After a major pharmaceutical company announced the withdrawal of a medicinal product from the Swiss market, Swiss newspaper reported that local pharmacists stepped in quickly and delivered to their customers an extemporaneous preparation instead of the withdrawn medicinal product. There move received great attention in the public and they were celebrated like local heroes.
The revised Swiss patent law made this possible:
For the making of extemporaneous preparations based on a medical prescription, a Swiss pharmacist is no longer limited to producing preparations where patent protection expired. The new pharmacist's privilege grants Swiss pharmacists the right to produce magistral preparations without the patent owner's consent. The new patent law provision exempts all actions of the pharmacist in relation to the making of an extemporaneous preparation, including storage, sale and advertising. The only requirement is that the preparation is carried out individually and "in execution of a medical prescription" in a Swiss pharmacy. The law does not require the active substance to have been supplied by the patent owner or, with his consent, by a third party. Neither is it necessary that there is a supply bottleneck nor that equivalent medicinal products are readily available in Switzerland.

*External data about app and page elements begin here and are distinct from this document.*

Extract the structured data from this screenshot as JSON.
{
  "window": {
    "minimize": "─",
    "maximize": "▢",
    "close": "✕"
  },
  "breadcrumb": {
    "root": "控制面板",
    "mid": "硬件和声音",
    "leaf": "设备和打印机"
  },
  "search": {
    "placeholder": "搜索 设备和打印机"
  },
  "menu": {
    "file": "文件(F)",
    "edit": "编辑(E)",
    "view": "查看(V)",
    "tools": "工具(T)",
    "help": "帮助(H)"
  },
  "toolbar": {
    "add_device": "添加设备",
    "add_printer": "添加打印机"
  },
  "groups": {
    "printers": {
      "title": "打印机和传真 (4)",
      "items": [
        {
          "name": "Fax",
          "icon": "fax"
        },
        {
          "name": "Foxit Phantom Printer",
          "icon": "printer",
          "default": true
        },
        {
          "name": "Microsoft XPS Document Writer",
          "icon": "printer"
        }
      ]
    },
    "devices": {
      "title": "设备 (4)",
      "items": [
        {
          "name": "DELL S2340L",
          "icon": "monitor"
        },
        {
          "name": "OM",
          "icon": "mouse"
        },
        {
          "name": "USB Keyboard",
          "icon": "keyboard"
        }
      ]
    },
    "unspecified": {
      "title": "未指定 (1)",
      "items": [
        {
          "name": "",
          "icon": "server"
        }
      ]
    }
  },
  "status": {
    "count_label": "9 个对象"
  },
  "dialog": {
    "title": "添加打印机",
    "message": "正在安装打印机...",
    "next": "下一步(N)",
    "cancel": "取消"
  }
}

It is thus permissible for Swiss pharmacists to make magistral formulations using prefabricated bulk goods that they previously purchased abroad.
Will Swiss pharmacists be able to make use of these new business opportunities?